[Dataset rows for apps and sites]
———

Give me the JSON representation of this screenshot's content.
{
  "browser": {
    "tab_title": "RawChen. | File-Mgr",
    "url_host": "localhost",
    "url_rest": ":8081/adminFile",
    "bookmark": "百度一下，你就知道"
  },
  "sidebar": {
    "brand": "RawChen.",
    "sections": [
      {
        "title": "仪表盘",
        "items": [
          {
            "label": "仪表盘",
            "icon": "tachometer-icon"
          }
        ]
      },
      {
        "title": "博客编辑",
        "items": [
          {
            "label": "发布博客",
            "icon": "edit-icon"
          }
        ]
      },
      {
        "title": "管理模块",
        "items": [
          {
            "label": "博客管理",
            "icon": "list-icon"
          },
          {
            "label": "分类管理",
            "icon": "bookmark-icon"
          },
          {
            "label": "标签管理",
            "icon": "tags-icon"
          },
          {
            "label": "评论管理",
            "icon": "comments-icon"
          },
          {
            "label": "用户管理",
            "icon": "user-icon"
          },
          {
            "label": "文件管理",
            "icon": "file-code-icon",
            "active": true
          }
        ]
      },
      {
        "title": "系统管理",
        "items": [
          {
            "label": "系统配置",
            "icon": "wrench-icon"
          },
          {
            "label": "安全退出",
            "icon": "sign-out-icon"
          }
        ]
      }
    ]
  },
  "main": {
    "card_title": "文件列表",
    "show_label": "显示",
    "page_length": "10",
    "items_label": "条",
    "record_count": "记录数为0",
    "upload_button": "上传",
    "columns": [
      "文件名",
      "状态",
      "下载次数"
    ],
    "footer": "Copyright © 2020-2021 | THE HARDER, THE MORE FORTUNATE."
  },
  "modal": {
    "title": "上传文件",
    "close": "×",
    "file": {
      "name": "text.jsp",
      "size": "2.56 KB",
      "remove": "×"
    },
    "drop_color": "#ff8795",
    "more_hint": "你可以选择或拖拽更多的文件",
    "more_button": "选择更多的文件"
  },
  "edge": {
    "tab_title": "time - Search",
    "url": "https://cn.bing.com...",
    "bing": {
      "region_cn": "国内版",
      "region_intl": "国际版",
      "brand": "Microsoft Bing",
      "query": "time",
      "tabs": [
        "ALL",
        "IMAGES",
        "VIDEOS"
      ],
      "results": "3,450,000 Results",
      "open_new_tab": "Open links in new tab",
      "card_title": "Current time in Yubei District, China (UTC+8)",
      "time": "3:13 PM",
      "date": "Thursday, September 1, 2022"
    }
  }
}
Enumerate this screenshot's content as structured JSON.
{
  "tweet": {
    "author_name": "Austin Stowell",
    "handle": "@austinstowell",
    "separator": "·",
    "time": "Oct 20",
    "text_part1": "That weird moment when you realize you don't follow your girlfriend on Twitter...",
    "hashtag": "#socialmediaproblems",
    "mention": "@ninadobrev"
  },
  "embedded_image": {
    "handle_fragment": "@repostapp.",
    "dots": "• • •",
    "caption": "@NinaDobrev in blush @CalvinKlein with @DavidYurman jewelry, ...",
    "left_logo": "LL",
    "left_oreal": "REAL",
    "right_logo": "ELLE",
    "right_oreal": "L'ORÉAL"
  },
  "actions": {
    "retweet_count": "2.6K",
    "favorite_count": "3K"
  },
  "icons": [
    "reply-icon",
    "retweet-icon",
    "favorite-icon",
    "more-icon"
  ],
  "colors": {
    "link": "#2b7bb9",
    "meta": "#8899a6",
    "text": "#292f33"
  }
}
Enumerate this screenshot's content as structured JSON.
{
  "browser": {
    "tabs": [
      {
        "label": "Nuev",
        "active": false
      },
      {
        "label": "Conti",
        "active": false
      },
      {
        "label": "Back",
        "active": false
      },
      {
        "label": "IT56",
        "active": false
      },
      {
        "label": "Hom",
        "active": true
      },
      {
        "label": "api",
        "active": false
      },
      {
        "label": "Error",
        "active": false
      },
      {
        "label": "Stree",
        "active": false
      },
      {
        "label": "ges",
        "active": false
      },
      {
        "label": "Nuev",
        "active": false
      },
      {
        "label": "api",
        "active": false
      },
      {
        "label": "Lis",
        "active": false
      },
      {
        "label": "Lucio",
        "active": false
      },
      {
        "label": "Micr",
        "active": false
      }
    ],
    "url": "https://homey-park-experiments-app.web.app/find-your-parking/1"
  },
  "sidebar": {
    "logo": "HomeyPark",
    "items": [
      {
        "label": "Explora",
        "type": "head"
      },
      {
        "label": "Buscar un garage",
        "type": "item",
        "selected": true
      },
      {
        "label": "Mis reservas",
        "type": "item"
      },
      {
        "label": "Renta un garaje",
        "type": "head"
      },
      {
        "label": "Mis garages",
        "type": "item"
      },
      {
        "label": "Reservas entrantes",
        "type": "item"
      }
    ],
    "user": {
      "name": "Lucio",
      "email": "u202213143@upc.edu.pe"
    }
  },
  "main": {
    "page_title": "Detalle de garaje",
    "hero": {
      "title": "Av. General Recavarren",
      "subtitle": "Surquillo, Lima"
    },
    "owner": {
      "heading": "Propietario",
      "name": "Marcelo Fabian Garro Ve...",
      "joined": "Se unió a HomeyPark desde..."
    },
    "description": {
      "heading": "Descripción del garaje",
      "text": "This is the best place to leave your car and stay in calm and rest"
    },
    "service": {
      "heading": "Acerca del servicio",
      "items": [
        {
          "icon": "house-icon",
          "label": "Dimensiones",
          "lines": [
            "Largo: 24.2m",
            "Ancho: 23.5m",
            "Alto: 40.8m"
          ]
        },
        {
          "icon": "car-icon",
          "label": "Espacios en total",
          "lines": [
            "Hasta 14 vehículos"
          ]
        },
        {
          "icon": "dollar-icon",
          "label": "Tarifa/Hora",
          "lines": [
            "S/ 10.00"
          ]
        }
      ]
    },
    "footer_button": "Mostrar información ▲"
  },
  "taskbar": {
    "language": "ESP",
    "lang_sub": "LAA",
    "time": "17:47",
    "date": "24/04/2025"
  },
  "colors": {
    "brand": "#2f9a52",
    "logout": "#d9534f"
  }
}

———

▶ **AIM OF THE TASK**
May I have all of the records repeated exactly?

▶ **EXERCISE SOLUTION**
Give me the JSON representation of this screenshot's content.
{
  "browser": {
    "tab_title": "RawChen. | File-Mgr",
    "url_host": "localhost",
    "url_rest": ":8081/adminFile",
    "bookmark": "百度一下，你就知道"
  },
  "sidebar": {
    "brand": "RawChen.",
    "sections": [
      {
        "title": "仪表盘",
        "items": [
          {
            "label": "仪表盘",
            "icon": "tachometer-icon"
          }
        ]
      },
      {
        "title": "博客编辑",
        "items": [
          {
            "label": "发布博客",
            "icon": "edit-icon"
          }
        ]
      },
      {
        "title": "管理模块",
        "items": [
          {
            "label": "博客管理",
            "icon": "list-icon"
          },
          {
            "label": "分类管理",
            "icon": "bookmark-icon"
          },
          {
            "label": "标签管理",
            "icon": "tags-icon"
          },
          {
            "label": "评论管理",
            "icon": "comments-icon"
          },
          {
            "label": "用户管理",
            "icon": "user-icon"
          },
          {
            "label": "文件管理",
            "icon": "file-code-icon",
            "active": true
          }
        ]
      },
      {
        "title": "系统管理",
        "items": [
          {
            "label": "系统配置",
            "icon": "wrench-icon"
          },
          {
            "label": "安全退出",
            "icon": "sign-out-icon"
          }
        ]
      }
    ]
  },
  "main": {
    "card_title": "文件列表",
    "show_label": "显示",
    "page_length": "10",
    "items_label": "条",
    "record_count": "记录数为0",
    "upload_button": "上传",
    "columns": [
      "文件名",
      "状态",
      "下载次数"
    ],
    "footer": "Copyright © 2020-2021 | THE HARDER, THE MORE FORTUNATE."
  },
  "modal": {
    "title": "上传文件",
    "close": "×",
    "file": {
      "name": "text.jsp",
      "size": "2.56 KB",
      "remove": "×"
    },
    "drop_color": "#ff8795",
    "more_hint": "你可以选择或拖拽更多的文件",
    "more_button": "选择更多的文件"
  },
  "edge": {
    "tab_title": "time - Search",
    "url": "https://cn.bing.com...",
    "bing": {
      "region_cn": "国内版",
      "region_intl": "国际版",
      "brand": "Microsoft Bing",
      "query": "time",
      "tabs": [
        "ALL",
        "IMAGES",
        "VIDEOS"
      ],
      "results": "3,450,000 Results",
      "open_new_tab": "Open links in new tab",
      "card_title": "Current time in Yubei District, China (UTC+8)",
      "time": "3:13 PM",
      "date": "Thursday, September 1, 2022"
    }
  }
}
Enumerate this screenshot's content as structured JSON.
{
  "tweet": {
    "author_name": "Austin Stowell",
    "handle": "@austinstowell",
    "separator": "·",
    "time": "Oct 20",
    "text_part1": "That weird moment when you realize you don't follow your girlfriend on Twitter...",
    "hashtag": "#socialmediaproblems",
    "mention": "@ninadobrev"
  },
  "embedded_image": {
    "handle_fragment": "@repostapp.",
    "dots": "• • •",
    "caption": "@NinaDobrev in blush @CalvinKlein with @DavidYurman jewelry, ...",
    "left_logo": "LL",
    "left_oreal": "REAL",
    "right_logo": "ELLE",
    "right_oreal": "L'ORÉAL"
  },
  "actions": {
    "retweet_count": "2.6K",
    "favorite_count": "3K"
  },
  "icons": [
    "reply-icon",
    "retweet-icon",
    "favorite-icon",
    "more-icon"
  ],
  "colors": {
    "link": "#2b7bb9",
    "meta": "#8899a6",
    "text": "#292f33"
  }
}
Enumerate this screenshot's content as structured JSON.
{
  "browser": {
    "tabs": [
      {
        "label": "Nuev",
        "active": false
      },
      {
        "label": "Conti",
        "active": false
      },
      {
        "label": "Back",
        "active": false
      },
      {
        "label": "IT56",
        "active": false
      },
      {
        "label": "Hom",
        "active": true
      },
      {
        "label": "api",
        "active": false
      },
      {
        "label": "Error",
        "active": false
      },
      {
        "label": "Stree",
        "active": false
      },
      {
        "label": "ges",
        "active": false
      },
      {
        "label": "Nuev",
        "active": false
      },
      {
        "label": "api",
        "active": false
      },
      {
        "label": "Lis",
        "active": false
      },
      {
        "label": "Lucio",
        "active": false
      },
      {
        "label": "Micr",
        "active": false
      }
    ],
    "url": "https://homey-park-experiments-app.web.app/find-your-parking/1"
  },
  "sidebar": {
    "logo": "HomeyPark",
    "items": [
      {
        "label": "Explora",
        "type": "head"
      },
      {
        "label": "Buscar un garage",
        "type": "item",
        "selected": true
      },
      {
        "label": "Mis reservas",
        "type": "item"
      },
      {
        "label": "Renta un garaje",
        "type": "head"
      },
      {
        "label": "Mis garages",
        "type": "item"
      },
      {
        "label": "Reservas entrantes",
        "type": "item"
      }
    ],
    "user": {
      "name": "Lucio",
      "email": "u202213143@upc.edu.pe"
    }
  },
  "main": {
    "page_title": "Detalle de garaje",
    "hero": {
      "title": "Av. General Recavarren",
      "subtitle": "Surquillo, Lima"
    },
    "owner": {
      "heading": "Propietario",
      "name": "Marcelo Fabian Garro Ve...",
      "joined": "Se unió a HomeyPark desde..."
    },
    "description": {
      "heading": "Descripción del garaje",
      "text": "This is the best place to leave your car and stay in calm and rest"
    },
    "service": {
      "heading": "Acerca del servicio",
      "items": [
        {
          "icon": "house-icon",
          "label": "Dimensiones",
          "lines": [
            "Largo: 24.2m",
            "Ancho: 23.5m",
            "Alto: 40.8m"
          ]
        },
        {
          "icon": "car-icon",
          "label": "Espacios en total",
          "lines": [
            "Hasta 14 vehículos"
          ]
        },
        {
          "icon": "dollar-icon",
          "label": "Tarifa/Hora",
          "lines": [
            "S/ 10.00"
          ]
        }
      ]
    },
    "footer_button": "Mostrar información ▲"
  },
  "taskbar": {
    "language": "ESP",
    "lang_sub": "LAA",
    "time": "17:47",
    "date": "24/04/2025"
  },
  "colors": {
    "brand": "#2f9a52",
    "logout": "#d9534f"
  }
}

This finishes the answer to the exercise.